The showcase, the Crown Heights Music Extravaganza (“‘Extravaganza’ was the best ‘e’ word I could think of for event,” Vitoff laughed) or “CHIME” for short, kicked off in October. By the second one, in December, the crowd had swelled even larger. And for the third installment, which will be on January 30 at The Kymberle Project, he predicts to be the largest one yet. “At first, I was just booking bands that I knew, or that I had heard of,” Vitoff told me. “Then people started spreading the word. For this lineup, I had my pick of a bunch of groups.”
Vitoff began CHIME after a friend introduced him to Kymberle Joseph, who runs the Kymberle Project, a mixed-use performance space on Atlantic Avenue between Nostrand and New York Avenues. Joseph asked if Vitoff would be interested in playing at the Project.
“I took one look at the space and I thought I don’t just want to do a show, I want to do a night with a whole lot of bands,” Vitoff said. “Because of the rawness of the space, I knew I would have a lot more creative control, more so than any existing venue really.” Plus, Vitoff happens to live on more or less the same block as the space, which made it a pretty ideal venue. Plus, Vitoff said, it’s the kind of event that is inviting but still maintains a cool factor. Now, not only are bands playing, but artists show off their latest creations (CHIME III features art by Indigo Artist Collective) and attendees can silkscreen t-shirts as well, courtesy of House of One Love.
“What people are beginning to appreciate about CHIME is it’s an event that has a vibe of something you’d expect in Bushwick. It has this warehouse-y underground thing. It’s part Bushwick cool underground and part just good cool people,” he said.

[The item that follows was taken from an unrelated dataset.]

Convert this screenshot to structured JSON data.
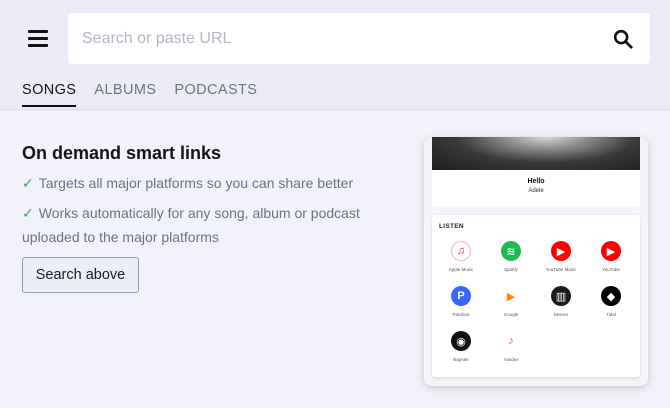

CHIME is going so well that Vitoff is planning a whole weekend event in early April at the space. But he has even bigger dreams. “I’m starting to talk to managers of businesses on Franklin, Bedford, and Nostrand doing something in August that’s like a mini-festival,” Vitoff said. The main stage would be at the Kymberle Project, but other bands might be playing at other venues scattered along the Franklin Avenue corridor, like a tiny South by Southwest set in Crown Heights. Will Vitoff be turning CHIME into a neighborhood staple? “Hell yeah,” he said. “Absolutely.”
CHIME III is at the Kymberle Project on January 30. For more details, go here.